I am the luckiest vagabond in the world! I have a dream job that affords me more than enough money for my needs, and my bare bones schedule – teaching only about 6 hours a week gives me plenty of time to pop off here and there. In America, time was in short supply for me. I worked sometimes more than 60 hours per week, but even with the standard 40-hour/week schedule, this seemingly aimless wandering I enjoy now was impossible. I had to see to my wardrobe being work ready and take care of my house. I had to grocery shop and spend time with my friends. I had to earn my college degree, and that only after raising my children.
Please don't misunderstand: I'm not blaming my kids for holding me back from my travels. They are in fact blameless through and through. They did not ask to be brought into this world. The very least I could do is wait until they were successfully launched into their lives before I began mine.
And then there is the financial aspect to consider. No matter how you slice it, travel in America is expensive. Even the poorest hotels generally go for no less than $45 per night, and good luck finding those prices along a highway. Gas, while cheaper than anywhere else in the world, still comprises perhaps the largest chunk of a traveler's budget. Eating on the road can be pricey, too. A truck stop or diner meal will run about $12-15 just for a sandwich and a side of fries. The quality of that food might be questionable, leading you to have to pull into one rest stop after another.
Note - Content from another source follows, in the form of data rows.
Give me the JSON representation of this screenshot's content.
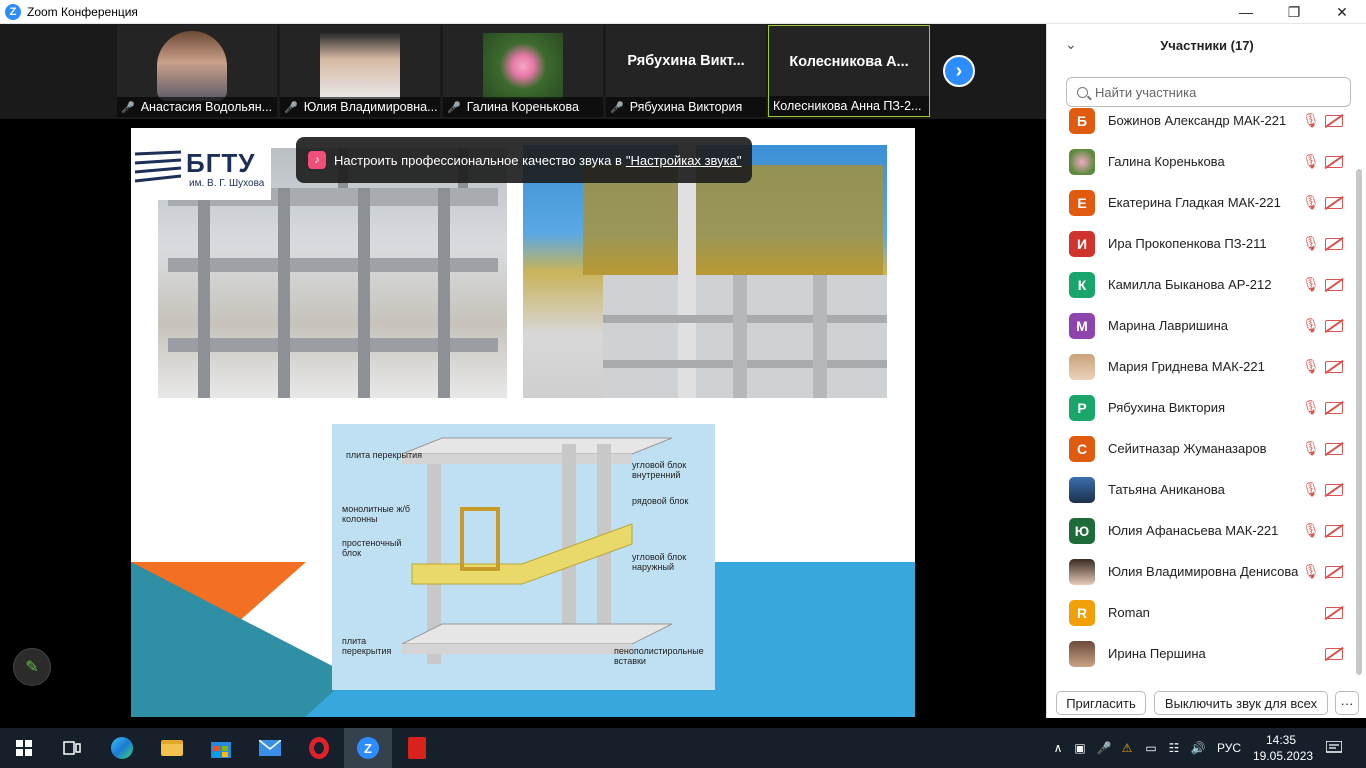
{
  "window": {
    "title": "Zoom Конференция",
    "app_icon_letter": "Z",
    "minimize": "—",
    "maximize": "❐",
    "close": "✕"
  },
  "thumbnails": [
    {
      "name": "Анастасия Водольян...",
      "type": "video",
      "muted": true
    },
    {
      "name": "Юлия Владимировна...",
      "type": "video",
      "muted": true
    },
    {
      "name": "Галина Коренькова",
      "type": "video",
      "muted": true
    },
    {
      "name": "Рябухина Виктория",
      "big_label": "Рябухина Викт...",
      "type": "name",
      "muted": true
    },
    {
      "name": "Колесникова Анна ПЗ-2...",
      "big_label": "Колесникова А...",
      "type": "name",
      "muted": false,
      "active": true
    }
  ],
  "slide": {
    "logo_title": "БГТУ",
    "logo_subtitle": "им. В. Г. Шухова",
    "diagram_labels": [
      "плита перекрытия",
      "угловой блок внутренний",
      "монолитные ж/б колонны",
      "рядовой блок",
      "простеночный блок",
      "угловой блок наружный",
      "плита перекрытия",
      "пенополистирольные вставки"
    ]
  },
  "tooltip": {
    "text": "Настроить профессиональное качество звука в",
    "link": "\"Настройках звука\""
  },
  "panel": {
    "title": "Участники (17)",
    "search_placeholder": "Найти участника",
    "participants": [
      {
        "name": "Божинов Александр МАК-221",
        "initial": "Б",
        "color": "#e05a10",
        "mic_muted": true
      },
      {
        "name": "Галина Коренькова",
        "initial": "",
        "color": "#9a7fa0",
        "photo": true,
        "mic_muted": true
      },
      {
        "name": "Екатерина Гладкая МАК-221",
        "initial": "Е",
        "color": "#e05a10",
        "mic_muted": true
      },
      {
        "name": "Ира Прокопенкова ПЗ-211",
        "initial": "И",
        "color": "#d0342c",
        "mic_muted": true
      },
      {
        "name": "Камилла Быканова АР-212",
        "initial": "К",
        "color": "#1aa56a",
        "mic_muted": true
      },
      {
        "name": "Марина Лавришина",
        "initial": "М",
        "color": "#8e44ad",
        "mic_muted": true
      },
      {
        "name": "Мария Гриднева МАК-221",
        "initial": "",
        "color": "#c9a27a",
        "photo": true,
        "mic_muted": true
      },
      {
        "name": "Рябухина Виктория",
        "initial": "Р",
        "color": "#1aa56a",
        "mic_muted": true
      },
      {
        "name": "Сейитназар Жуманазаров",
        "initial": "С",
        "color": "#e05a10",
        "mic_muted": true
      },
      {
        "name": "Татьяна Аниканова",
        "initial": "",
        "color": "#3a6fb0",
        "photo": true,
        "mic_muted": true
      },
      {
        "name": "Юлия Афанасьева МАК-221",
        "initial": "Ю",
        "color": "#1e6b3a",
        "mic_muted": true
      },
      {
        "name": "Юлия Владимировна Денисова",
        "initial": "",
        "color": "#5a3a2a",
        "photo": true,
        "mic_muted": true
      },
      {
        "name": "Roman",
        "initial": "R",
        "color": "#f2a007",
        "mic_muted": false
      },
      {
        "name": "Ирина Першина",
        "initial": "",
        "color": "#6b4a3a",
        "photo": true,
        "mic_muted": false
      }
    ],
    "invite_label": "Пригласить",
    "mute_all_label": "Выключить звук для всех",
    "more_label": "···"
  },
  "taskbar": {
    "language": "РУС",
    "time": "14:35",
    "date": "19.05.2023"
  }
}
The Eisenhower Interstate system is a marvel! It is easy to navigate: even numbers run east-west and odd numbers north-south. Highway number designations increase the further a traveler heads west, with the exception of Highways #s1 and 95: #1 runs down the west coast and #95 down the east coast. Rest stops are themed to the region: adobe constructions in the desert, saltboxes in the northwest and cedar or pine constructions along the southern routes.
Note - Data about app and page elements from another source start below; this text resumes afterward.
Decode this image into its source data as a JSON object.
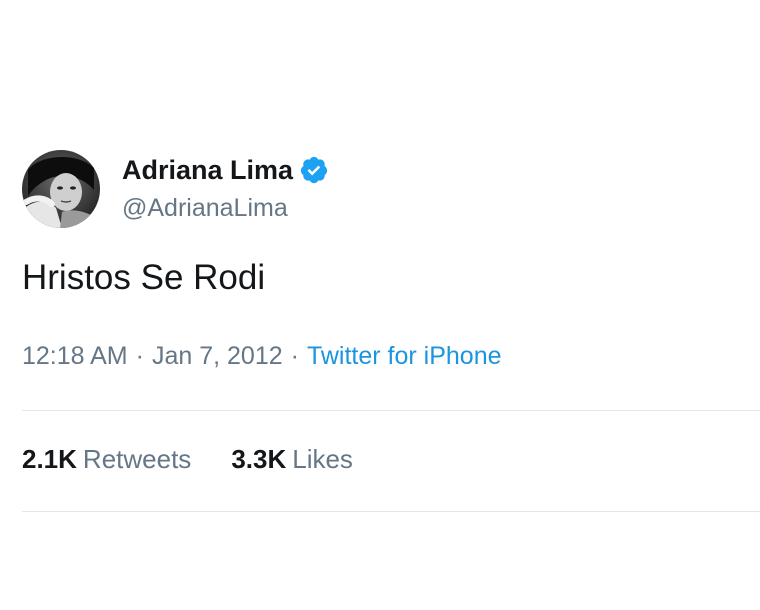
{
  "user": {
    "display_name": "Adriana Lima",
    "handle": "@AdrianaLima",
    "verified": true,
    "avatar_icon": "profile-photo"
  },
  "tweet": {
    "text": "Hristos Se Rodi",
    "time": "12:18 AM",
    "date": "Jan 7, 2012",
    "separator": "·",
    "source": "Twitter for iPhone"
  },
  "stats": {
    "retweets_count": "2.1K",
    "retweets_label": "Retweets",
    "likes_count": "3.3K",
    "likes_label": "Likes"
  },
  "colors": {
    "text": "#14171a",
    "secondary": "#657786",
    "link": "#1b95e0",
    "verified": "#1da1f2",
    "divider": "#e1e8ed"
  }
}
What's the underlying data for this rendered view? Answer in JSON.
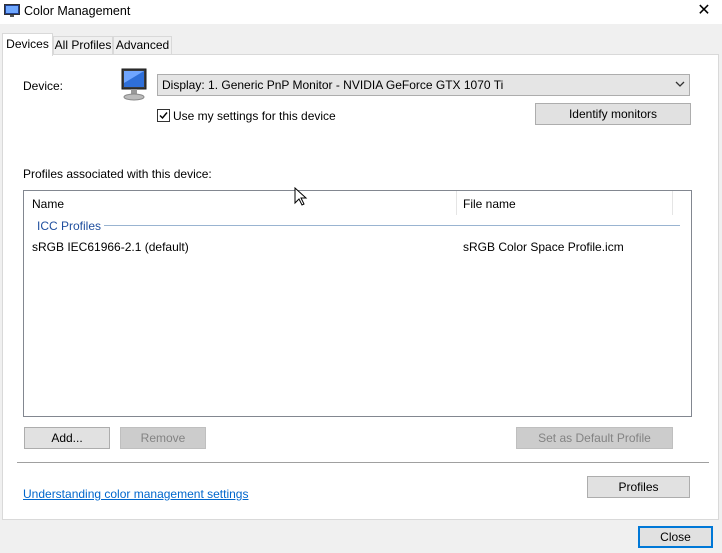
{
  "window": {
    "title": "Color Management",
    "close_glyph": "✕"
  },
  "tabs": [
    {
      "label": "Devices",
      "active": true
    },
    {
      "label": "All Profiles",
      "active": false
    },
    {
      "label": "Advanced",
      "active": false
    }
  ],
  "device": {
    "label": "Device:",
    "selected": "Display: 1. Generic PnP Monitor - NVIDIA GeForce GTX 1070 Ti",
    "use_my_settings_label": "Use my settings for this device",
    "use_my_settings_checked": true,
    "identify_monitors_label": "Identify monitors"
  },
  "profiles": {
    "section_label": "Profiles associated with this device:",
    "columns": [
      "Name",
      "File name"
    ],
    "group_label": "ICC Profiles",
    "rows": [
      {
        "name": "sRGB IEC61966-2.1 (default)",
        "file": "sRGB Color Space Profile.icm"
      }
    ]
  },
  "buttons": {
    "add": "Add...",
    "remove": "Remove",
    "set_default": "Set as Default Profile",
    "profiles": "Profiles",
    "close": "Close"
  },
  "footer": {
    "link": "Understanding color management settings"
  },
  "colors": {
    "accent": "#0078d7",
    "link": "#0066cc",
    "group_header": "#1e4e9e"
  }
}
I preferred driving at night, when traffic was lighter and temps were cooler. In doing so I missed what probably should have been seen during the day. If I had been traveling freely, in the spirit I now travel in, I would have most likely made the most of the daylight and pulled in to every attraction (I could afford). Can't really berate myself, though. Most of my driving for travel was mission-bound: visiting friends and family, and attending weddings and graduations.
The one time I did drive by day was my 2 weeks in the desert. No cellphone towers, no conference calls, no one else but me. Hour after hour, mile by mile I enjoyed the vast nothingness and the empty road. I don't think I talked with more than 20 people during that entire time, most of them being campground managers – no motels for me. I had brought my food, so I didn't need to shop for anything.
That trip completely changed me. In the middle of that vast nowhere I was forced to realize how small and defenseless I really am. All the meetings, the demands for my time or expertise at work, social exigences, all appearances... none of that mattered to the deer that nosed her way through the brambles I camped by and stood 3 meters away, looking at me. Silent and still, I returned her gaze. We communed at sunrise, oblivious to the world around us. After she left I broke camp, loaded up the car and drove on, windows down for the wind to swirl around me.
It is that feeling of peace, of not being in control or even having to be in control that assails me every time I hit the rails to a place I've never been in China. I don't conduct the train. I'm not in charge of anyone or anything and I have no expectations of my destination. I only have myself to look out for, and I'm no more important than anything else I might encounter along my way.
Maybe it takes being in timeless, beautiful China where my time is free and all my defenses are down to allow myself to be a true vagabond.